Tom Riley served as CEO of Seniorlink from 2009-2021, bringing his vision and expertise to the next generation of innovative care. As Chairman of the Board, he remains committed to enriching the lives of caregivers and their families. He brought more than three decades of leadership experience in health care services and proprietary education to Seniorlink as a former board member and interim Chairman/CEO of Brown schools, which provides specialized residential treatment and education programs for at-risk youth.
Tom was also CEO of Care Advantage, a provider of high-cost case management services, and he served as CFO and CEO of MENTOR. In 2017, Tom was appointed to Massachusetts Governor Charlie Baker's inaugural Council to address Aging. Comprised of leaders across public and private sectors, the Council focuses on developing a plan to improve efforts to support healthy aging in Massachusetts and achieve the goal of making the Commonwealth the most age-friendly state for people of all ages. Tom also serves on the Boards of Ageless Innovation, Strategic Venue Partners and In Home Therapy.
With 25 years of international management consulting and business leadership experience, and a passion for creativity, transformation and human development, Laurie is dedicated to helping people learn mindfulness to live with meaning and lead with purpose-driven performance.

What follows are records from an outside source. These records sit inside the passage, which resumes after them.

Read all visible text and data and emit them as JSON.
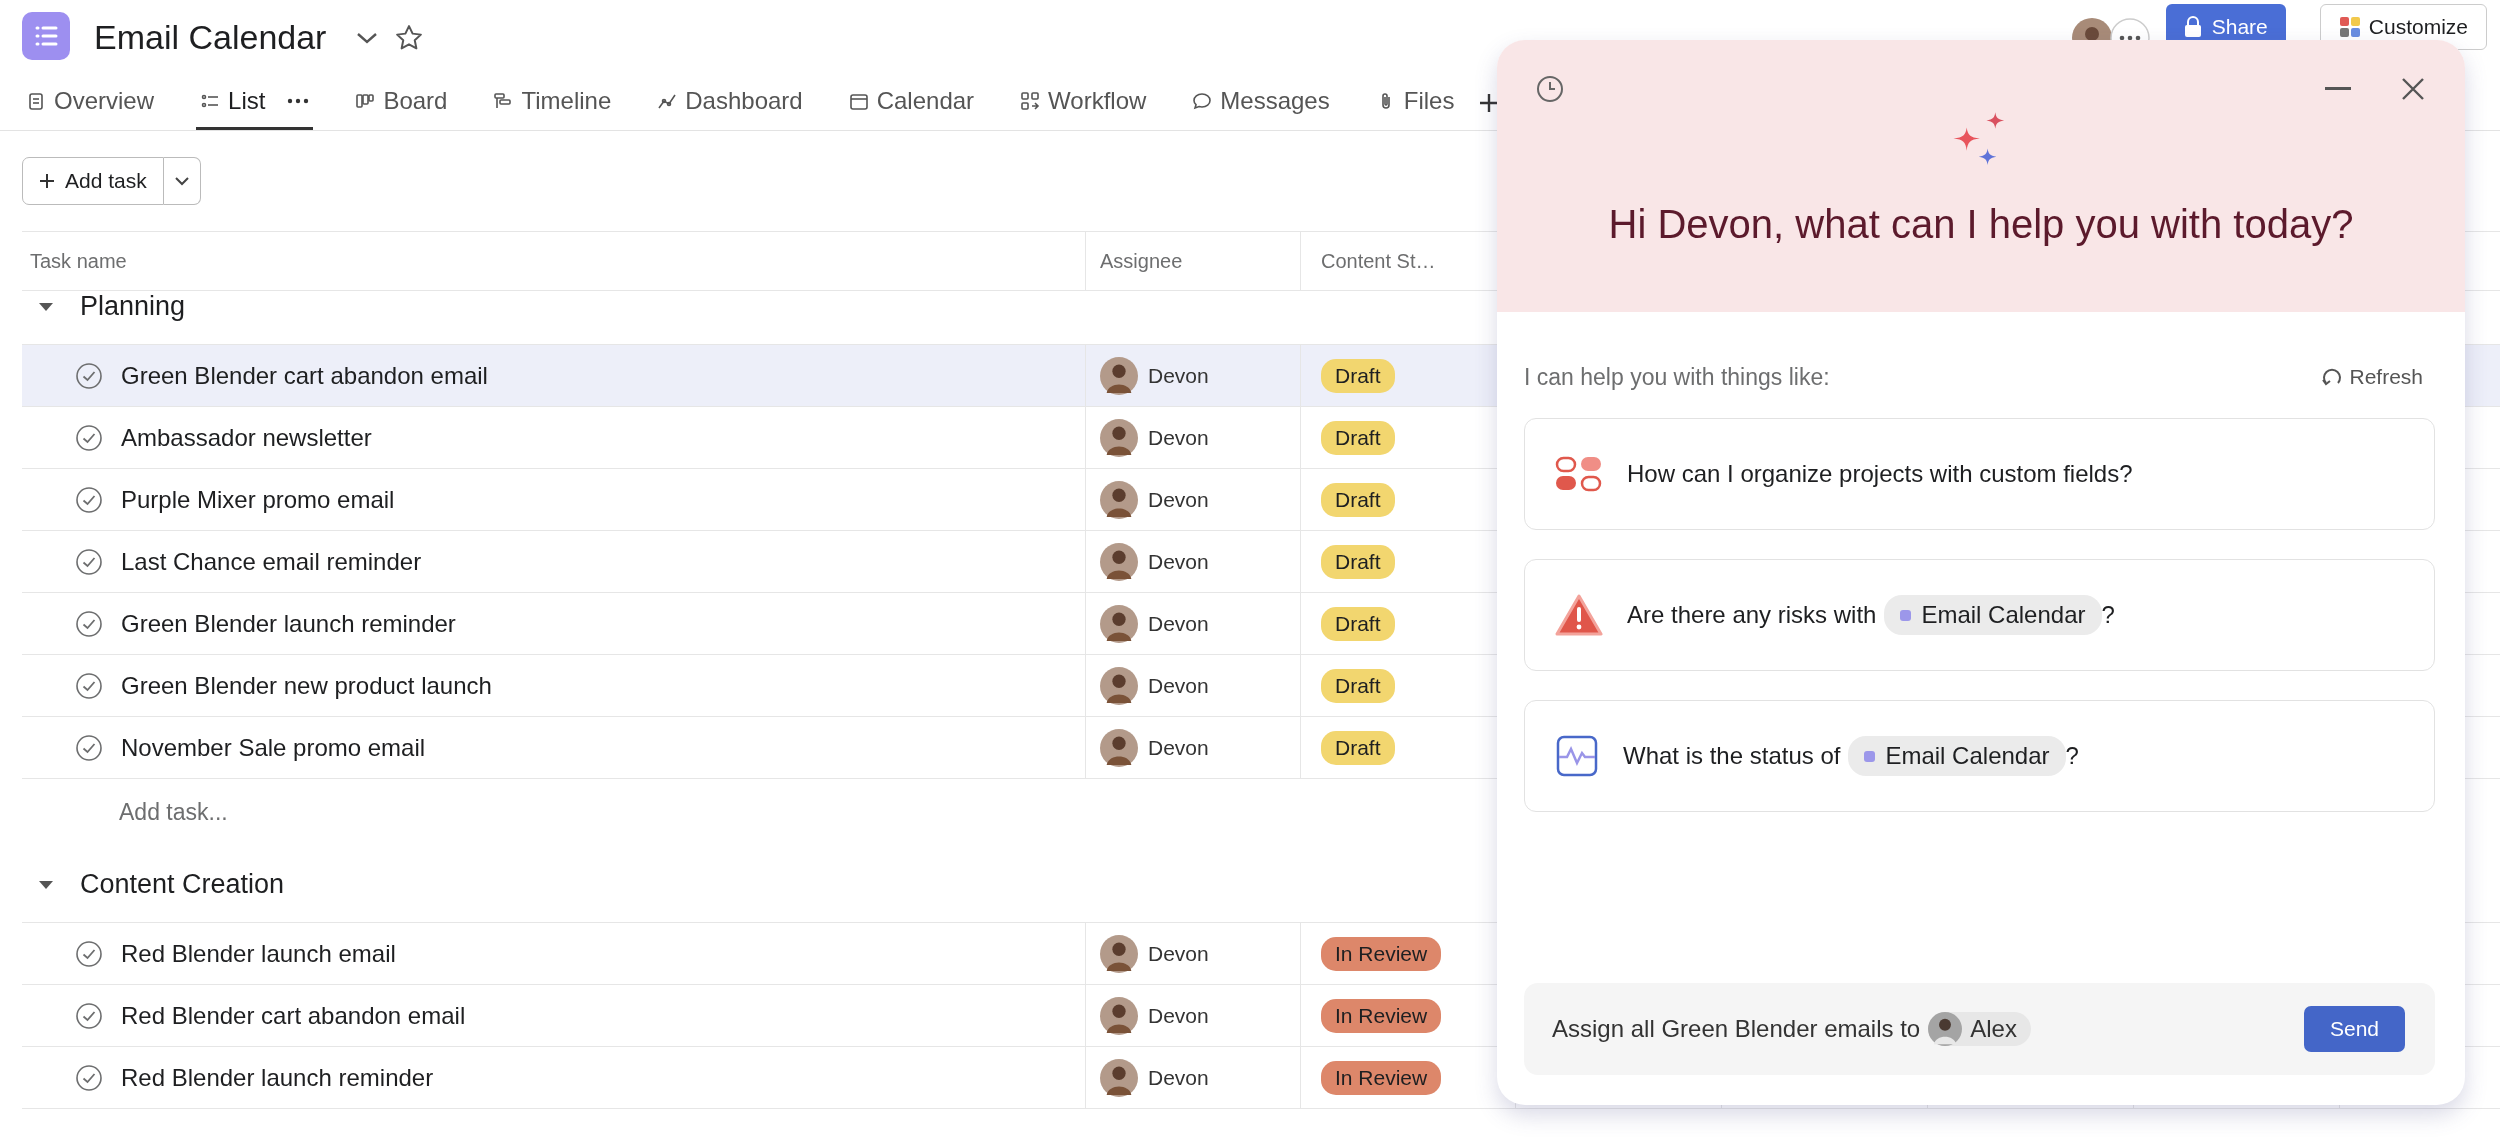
{
  "project": {
    "title": "Email Calendar"
  },
  "tabs": [
    {
      "label": "Overview",
      "kind": "overview",
      "selected": false
    },
    {
      "label": "List",
      "kind": "list",
      "selected": true
    },
    {
      "label": "Board",
      "kind": "board",
      "selected": false
    },
    {
      "label": "Timeline",
      "kind": "timeline",
      "selected": false
    },
    {
      "label": "Dashboard",
      "kind": "dashboard",
      "selected": false
    },
    {
      "label": "Calendar",
      "kind": "calendar",
      "selected": false
    },
    {
      "label": "Workflow",
      "kind": "workflow",
      "selected": false
    },
    {
      "label": "Messages",
      "kind": "messages",
      "selected": false
    },
    {
      "label": "Files",
      "kind": "files",
      "selected": false
    }
  ],
  "header_actions": {
    "share": "Share",
    "customize": "Customize"
  },
  "toolbar": {
    "add_task": "Add task"
  },
  "table": {
    "columns": [
      "Task name",
      "Assignee",
      "Content St…"
    ],
    "groups": [
      {
        "name": "Planning",
        "expanded": true,
        "add_task": "Add task...",
        "rows": [
          {
            "task": "Green Blender cart abandon email",
            "completed": false,
            "selected": true,
            "assignee": "Devon",
            "status": {
              "label": "Draft",
              "color": "#f2d66f"
            }
          },
          {
            "task": "Ambassador newsletter",
            "completed": false,
            "selected": false,
            "assignee": "Devon",
            "status": {
              "label": "Draft",
              "color": "#f2d66f"
            }
          },
          {
            "task": "Purple Mixer promo email",
            "completed": false,
            "selected": false,
            "assignee": "Devon",
            "status": {
              "label": "Draft",
              "color": "#f2d66f"
            }
          },
          {
            "task": "Last Chance email reminder",
            "completed": false,
            "selected": false,
            "assignee": "Devon",
            "status": {
              "label": "Draft",
              "color": "#f2d66f"
            }
          },
          {
            "task": "Green Blender launch reminder",
            "completed": false,
            "selected": false,
            "assignee": "Devon",
            "status": {
              "label": "Draft",
              "color": "#f2d66f"
            }
          },
          {
            "task": "Green Blender new product launch",
            "completed": false,
            "selected": false,
            "assignee": "Devon",
            "status": {
              "label": "Draft",
              "color": "#f2d66f"
            }
          },
          {
            "task": "November Sale promo email",
            "completed": false,
            "selected": false,
            "assignee": "Devon",
            "status": {
              "label": "Draft",
              "color": "#f2d66f"
            }
          }
        ]
      },
      {
        "name": "Content Creation",
        "expanded": true,
        "rows": [
          {
            "task": "Red Blender launch email",
            "completed": false,
            "selected": false,
            "assignee": "Devon",
            "status": {
              "label": "In Review",
              "color": "#dd876a"
            }
          },
          {
            "task": "Red Blender cart abandon email",
            "completed": false,
            "selected": false,
            "assignee": "Devon",
            "status": {
              "label": "In Review",
              "color": "#dd876a"
            }
          },
          {
            "task": "Red Blender launch reminder",
            "completed": false,
            "selected": false,
            "assignee": "Devon",
            "status": {
              "label": "In Review",
              "color": "#dd876a"
            }
          }
        ]
      }
    ]
  },
  "assistant": {
    "greeting": "Hi Devon, what can I help you with today?",
    "intro": "I can help you with things like:",
    "refresh": "Refresh",
    "suggestions": [
      {
        "kind": "fields",
        "text": "How can I organize projects with custom fields?"
      },
      {
        "kind": "risk",
        "text": "Are there any risks with",
        "chip": {
          "label": "Email Calendar",
          "color": "#9c97ea"
        },
        "after": "?"
      },
      {
        "kind": "status",
        "text": "What is the status of",
        "chip": {
          "label": "Email Calendar",
          "color": "#9c97ea"
        },
        "after": "?"
      }
    ],
    "prompt": {
      "value": "Assign all Green Blender emails to",
      "mention": "Alex"
    },
    "send": "Send"
  }
}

As a former Accenture management consultant and business executive with three companies, her clients tell her she "gets their challenges" - in how she translates mindfulness into practical language and applications for everyday life.
Laurie founded PurposeBlue on her realization that mindfulness is the foundational competency for achieving human potential, happiness and optimal well-being. Mindful, resilient leaders deepen their self-awareness and self-mastery, which allows them to be in a place of choice during difficult moments. Mindful Leaders are able to stay connected to purpose and thrive during uncertainty, change, and the distractions of our tech-saturated world.

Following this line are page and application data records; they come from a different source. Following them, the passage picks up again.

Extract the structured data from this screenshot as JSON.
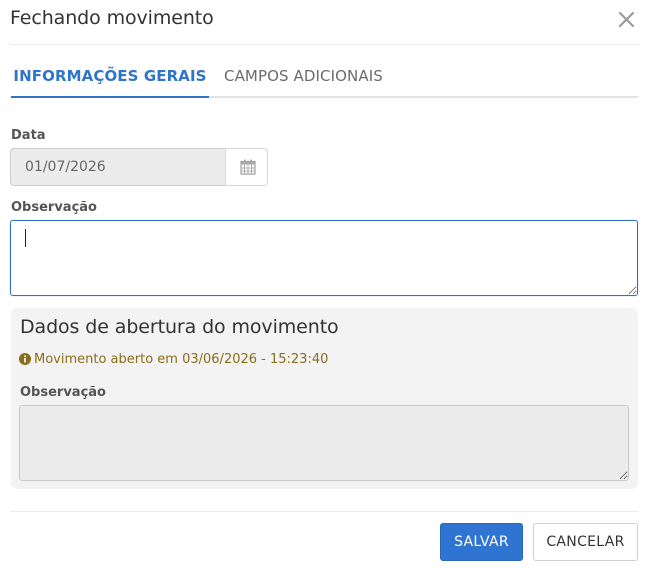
{
  "modal": {
    "title": "Fechando movimento",
    "close_icon": "close-icon"
  },
  "tabs": [
    {
      "label": "INFORMAÇÕES GERAIS",
      "active": true
    },
    {
      "label": "CAMPOS ADICIONAIS",
      "active": false
    }
  ],
  "form": {
    "date_label": "Data",
    "date_value": "01/07/2026",
    "date_icon": "calendar-icon",
    "obs_label": "Observação",
    "obs_value": ""
  },
  "opening": {
    "title": "Dados de abertura do movimento",
    "info_icon": "info-icon",
    "info_text": "Movimento aberto em 03/06/2026 - 15:23:40",
    "obs_label": "Observação",
    "obs_value": ""
  },
  "footer": {
    "save_label": "SALVAR",
    "cancel_label": "CANCELAR"
  },
  "colors": {
    "accent": "#2f74c9",
    "info_text": "#8a6d1a",
    "panel_bg": "#f3f3f3"
  }
}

03:18 - Bob introduces the panelists: Donato Tramuto, Tom Riley, Kurt Small, Laurie Cameron, and Phil Johnston
07:54 - Why write a book on compassionate leadership now?
11:04 - A follow-up for Donato: How does a leader start using compassion in their leadership practice, whether they are in charge of large teams, small teams, or entire organizations?

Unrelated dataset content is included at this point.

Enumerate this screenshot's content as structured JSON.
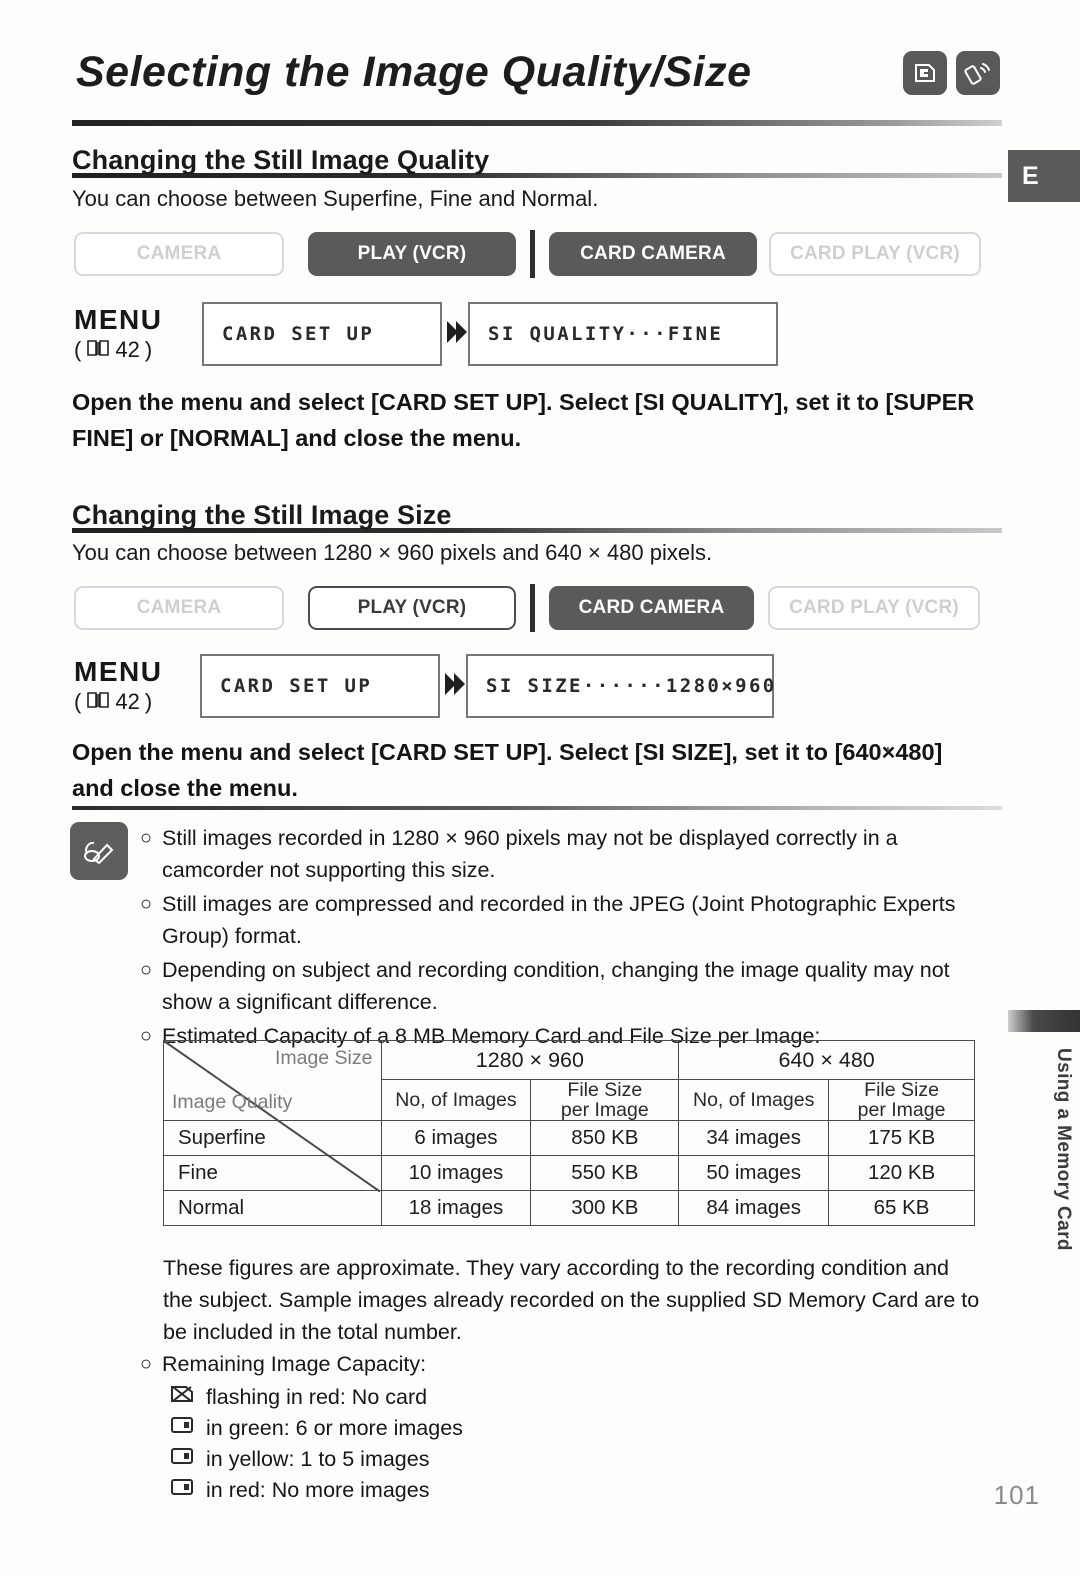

13:55 - Bob asks the roundtable to share their personal strategies and perspectives when it comes to leading compassionately
26:20 - Bob poses a question to the roundtable: was there a singular, defining moment when you changed your thinking in terms of compassion and leadership? Or, did you always have compassion as a foundational element of your life and leadership style?
30:32 - The panel discusses how to show compassion to yourself
44:32 - Donato discusses trust and his book's concept around the Three Ts: Tenderness, Trust, & Tenacity
49:04 - Donato asks the panel whether they place a higher value on trust or culture
57:40 - Closing thoughts